Newfoundland decision proves extortion can involve more than money
Wednesday, June 22, 2022 @ 8:35 AM | By John L. Hill
|John L. Hill|
Extortion happens in times of anger. Everyone who watches television or movies immediately thinks of mafioso characters brandishing handguns demanding cash to prevent broken bones or a bullet wound. Sometimes people will try to cover indiscretions by paying money in exchange for a nondisclosure agreement and then find the contractual terms to maintain silence breached. But such cases are unusual.
Frustration with “the system” is not. How far is too far to take ultimatums when dealing with government or quasi-governmental institutions? The case of R. v. Curtis  N.J. No. 101 handed down April 8, 2022, is instructive in answering this question.
Trevor Rodney Curtis was a Newfoundland businessman.
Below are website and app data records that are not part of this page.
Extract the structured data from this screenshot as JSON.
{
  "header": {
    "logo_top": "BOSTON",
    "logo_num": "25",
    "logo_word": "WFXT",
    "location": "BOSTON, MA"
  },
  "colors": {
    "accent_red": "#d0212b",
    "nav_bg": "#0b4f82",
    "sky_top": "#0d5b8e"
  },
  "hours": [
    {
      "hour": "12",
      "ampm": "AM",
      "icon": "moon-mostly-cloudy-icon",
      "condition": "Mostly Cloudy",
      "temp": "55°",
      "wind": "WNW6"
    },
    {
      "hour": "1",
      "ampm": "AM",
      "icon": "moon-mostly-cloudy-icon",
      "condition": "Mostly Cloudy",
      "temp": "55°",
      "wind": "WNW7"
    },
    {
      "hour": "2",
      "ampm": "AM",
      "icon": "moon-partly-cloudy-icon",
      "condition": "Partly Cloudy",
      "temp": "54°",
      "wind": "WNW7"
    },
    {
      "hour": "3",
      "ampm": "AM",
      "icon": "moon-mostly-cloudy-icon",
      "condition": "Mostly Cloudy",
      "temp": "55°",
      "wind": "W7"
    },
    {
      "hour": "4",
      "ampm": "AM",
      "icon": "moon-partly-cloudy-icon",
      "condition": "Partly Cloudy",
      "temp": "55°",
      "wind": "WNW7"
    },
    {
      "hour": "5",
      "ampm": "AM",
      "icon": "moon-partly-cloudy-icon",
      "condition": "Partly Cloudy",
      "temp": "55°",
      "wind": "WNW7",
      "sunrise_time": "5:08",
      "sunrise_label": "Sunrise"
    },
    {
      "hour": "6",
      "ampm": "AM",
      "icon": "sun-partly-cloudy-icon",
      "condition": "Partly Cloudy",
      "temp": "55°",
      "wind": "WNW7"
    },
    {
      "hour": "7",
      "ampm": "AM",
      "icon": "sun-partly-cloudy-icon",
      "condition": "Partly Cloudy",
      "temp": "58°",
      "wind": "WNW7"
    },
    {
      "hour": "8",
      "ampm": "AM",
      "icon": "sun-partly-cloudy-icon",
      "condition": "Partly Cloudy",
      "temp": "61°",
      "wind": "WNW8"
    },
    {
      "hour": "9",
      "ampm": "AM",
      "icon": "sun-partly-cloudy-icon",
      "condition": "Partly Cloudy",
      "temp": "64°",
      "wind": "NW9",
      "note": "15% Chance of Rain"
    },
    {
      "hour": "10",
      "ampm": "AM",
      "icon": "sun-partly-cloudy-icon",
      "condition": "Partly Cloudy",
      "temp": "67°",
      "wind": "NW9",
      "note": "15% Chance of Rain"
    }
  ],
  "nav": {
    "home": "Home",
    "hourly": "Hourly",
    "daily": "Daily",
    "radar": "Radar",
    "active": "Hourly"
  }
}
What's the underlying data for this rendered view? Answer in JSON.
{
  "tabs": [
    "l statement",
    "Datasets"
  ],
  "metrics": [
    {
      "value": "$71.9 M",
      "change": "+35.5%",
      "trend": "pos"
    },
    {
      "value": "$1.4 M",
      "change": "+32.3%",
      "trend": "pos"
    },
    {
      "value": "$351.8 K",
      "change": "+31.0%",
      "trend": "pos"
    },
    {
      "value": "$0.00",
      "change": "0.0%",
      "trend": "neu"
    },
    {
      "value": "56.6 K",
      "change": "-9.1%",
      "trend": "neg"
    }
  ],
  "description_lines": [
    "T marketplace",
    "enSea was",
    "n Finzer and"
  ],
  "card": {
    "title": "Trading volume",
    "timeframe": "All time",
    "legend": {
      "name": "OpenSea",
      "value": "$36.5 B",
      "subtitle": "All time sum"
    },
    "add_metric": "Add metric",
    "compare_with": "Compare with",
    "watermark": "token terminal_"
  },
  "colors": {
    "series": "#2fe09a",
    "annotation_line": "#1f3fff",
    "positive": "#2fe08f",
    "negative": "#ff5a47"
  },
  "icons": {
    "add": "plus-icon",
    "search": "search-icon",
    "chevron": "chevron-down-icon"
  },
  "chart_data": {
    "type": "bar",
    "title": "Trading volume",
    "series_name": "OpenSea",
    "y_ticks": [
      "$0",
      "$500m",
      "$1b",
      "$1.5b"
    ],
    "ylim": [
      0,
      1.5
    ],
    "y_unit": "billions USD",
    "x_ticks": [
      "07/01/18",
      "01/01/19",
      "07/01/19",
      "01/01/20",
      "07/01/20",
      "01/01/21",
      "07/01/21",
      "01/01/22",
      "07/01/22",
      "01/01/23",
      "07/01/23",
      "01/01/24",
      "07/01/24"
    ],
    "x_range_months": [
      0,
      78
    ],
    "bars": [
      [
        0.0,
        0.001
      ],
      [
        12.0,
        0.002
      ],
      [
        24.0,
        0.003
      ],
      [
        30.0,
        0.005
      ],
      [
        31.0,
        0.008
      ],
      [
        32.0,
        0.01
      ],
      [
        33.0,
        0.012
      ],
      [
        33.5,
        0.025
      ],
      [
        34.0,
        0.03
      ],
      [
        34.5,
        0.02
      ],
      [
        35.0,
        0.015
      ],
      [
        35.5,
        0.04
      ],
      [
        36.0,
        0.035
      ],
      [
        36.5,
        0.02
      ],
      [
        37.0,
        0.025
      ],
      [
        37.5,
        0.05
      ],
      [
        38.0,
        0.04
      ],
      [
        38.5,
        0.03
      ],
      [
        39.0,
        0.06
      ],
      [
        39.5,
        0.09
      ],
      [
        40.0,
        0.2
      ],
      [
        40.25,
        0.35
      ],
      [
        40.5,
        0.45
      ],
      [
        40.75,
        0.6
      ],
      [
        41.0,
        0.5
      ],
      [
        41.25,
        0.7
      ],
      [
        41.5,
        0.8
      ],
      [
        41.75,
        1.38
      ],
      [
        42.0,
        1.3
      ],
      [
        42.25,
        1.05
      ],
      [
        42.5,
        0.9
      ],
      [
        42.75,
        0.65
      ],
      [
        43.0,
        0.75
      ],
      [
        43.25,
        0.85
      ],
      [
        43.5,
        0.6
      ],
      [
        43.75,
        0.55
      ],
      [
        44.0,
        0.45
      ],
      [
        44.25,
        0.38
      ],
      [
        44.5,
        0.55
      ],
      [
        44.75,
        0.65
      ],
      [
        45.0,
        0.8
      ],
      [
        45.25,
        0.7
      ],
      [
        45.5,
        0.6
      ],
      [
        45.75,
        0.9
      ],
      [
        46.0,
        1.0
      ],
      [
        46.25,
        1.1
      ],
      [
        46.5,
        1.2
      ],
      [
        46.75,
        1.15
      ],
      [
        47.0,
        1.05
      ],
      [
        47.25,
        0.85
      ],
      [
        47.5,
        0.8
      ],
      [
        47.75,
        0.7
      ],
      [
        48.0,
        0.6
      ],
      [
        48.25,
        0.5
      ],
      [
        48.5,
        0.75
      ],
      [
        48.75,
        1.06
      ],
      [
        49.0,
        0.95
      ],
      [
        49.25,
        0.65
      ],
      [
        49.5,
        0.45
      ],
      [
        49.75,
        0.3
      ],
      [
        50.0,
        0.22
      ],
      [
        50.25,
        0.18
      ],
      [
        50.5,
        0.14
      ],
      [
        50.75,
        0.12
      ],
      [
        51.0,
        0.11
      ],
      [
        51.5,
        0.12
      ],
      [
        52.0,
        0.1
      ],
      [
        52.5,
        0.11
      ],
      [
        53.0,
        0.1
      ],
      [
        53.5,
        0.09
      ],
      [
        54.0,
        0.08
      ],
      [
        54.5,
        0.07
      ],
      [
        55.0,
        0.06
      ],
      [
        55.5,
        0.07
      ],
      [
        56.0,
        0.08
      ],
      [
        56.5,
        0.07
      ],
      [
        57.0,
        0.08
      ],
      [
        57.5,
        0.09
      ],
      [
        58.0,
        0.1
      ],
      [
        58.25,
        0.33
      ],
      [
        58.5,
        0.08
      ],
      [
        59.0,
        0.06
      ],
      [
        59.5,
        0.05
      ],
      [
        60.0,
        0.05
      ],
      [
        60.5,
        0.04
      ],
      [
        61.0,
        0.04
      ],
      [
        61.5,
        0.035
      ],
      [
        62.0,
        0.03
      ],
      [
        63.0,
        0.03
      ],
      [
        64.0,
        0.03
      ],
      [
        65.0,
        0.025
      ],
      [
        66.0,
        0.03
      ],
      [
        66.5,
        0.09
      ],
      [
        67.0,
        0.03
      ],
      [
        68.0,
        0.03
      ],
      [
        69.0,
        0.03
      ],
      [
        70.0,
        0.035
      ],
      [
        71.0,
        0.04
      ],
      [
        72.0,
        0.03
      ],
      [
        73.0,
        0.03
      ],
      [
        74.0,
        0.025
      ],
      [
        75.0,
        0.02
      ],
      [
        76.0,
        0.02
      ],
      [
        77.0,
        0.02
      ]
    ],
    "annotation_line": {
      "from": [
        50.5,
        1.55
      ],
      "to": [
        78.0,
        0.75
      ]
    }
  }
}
He had a cleaning company. Curtis felt he had been wronged by Eastern Health, the regional health authority. Whatever Eastern Health did or was supposed to have done to Curtis resulted in his losing his business and depriving his family of income. Curtis wanted redress. By happenstance, Curtis found a memory stick containing patient records that Eastern Health, perhaps negligently, misplaced. Curtis considered it a godsend. He posted some patient information on his Facebook page and demanded a meeting with officials at Eastern Health to seek “compensation” for the perceived harm done to him. At a meeting at Waterford Hospital in St. John’s on Feb. 24, 2020, Curtis threatened an administrative assistant that unless he heard from someone higher up in Eastern Health within 24 hours, more patent information would be released.
Breach of confidentiality was, of course, anathema for medical service professionals. Eastern Health could have complained to the Privacy Commissioner under the Access to Information and Protection of Privacy Act. Instead, Eastern Health chose to call the threat of a future and more extensive release of patient information extortion, a criminal offence under s. 346(1) of the Criminal Code. The section makes it an offence punishable by life imprisonment to obtain anything by threats, accusations, menaces or violence in order to induce a person to do or cause anything to be done.
This was not a case where credibility of witnesses became a deciding factor. Curtis testified at trial and the trial judge, Justice Katherine O’Brien, accepted his evidence. The defence was that Curtis did not specify he wanted monetary compensation and that he acted reasonably considering the harm he suffered caused by Eastern Health. Furthermore, he felt he had a legal right to publish patient information. Laura Percey, the administrative assistant Curtis spoke with described the interaction as emotional but not violent.
In finding Curtis guilty, the trial judge said that the extortion section is not restricted to securing monetary gain. The fact that the section says a demand for “anything” must be given broad and unrestricted meaning. The ratio of the decision can be summarized from one excerpt: “At issue is not the legality of the conduct threatened, but whether the threat was made with the intention of overcoming the target’s free will. Threatening someone to expose something embarrassing or private can be an effective method of coercing someone’s behavior.”
A reasonable person would not find Curtis’ actions justified or excused. He should have returned the memory stick to the rightful owner and not used it to his own advantage, the court held. Further, it was the patients’ information that was being held hostage, and they had nothing to do with the dispute with Eastern Health and Curtis. Curtis set out to create embarrassment by exposing a data leak. The elements of the extortion section of the Code were met.
We all have frustrations from time to time. Blackmail is not the solution. Threaten a civil suit; that is allowed under s. 346(2). Especially as government and its institutions play a greater role in our day-to-day lives, it is best to remember we all have civil remedies to ease our frustrations.
John L. Hill practised and taught prison law until his retirement. He holds a J.D. from Queen’s and LL.M. in constitutional law from Osgoode Hall. Contact him at email@example.com.
Photo credit / Waldemarus ISTOCKPHOTO.COM
Interested in writing for us? To learn more about how you can add your voice to The Lawyer’s Daily, contact Analysis Editor Peter Carter at firstname.lastname@example.org or call 647-776-6740.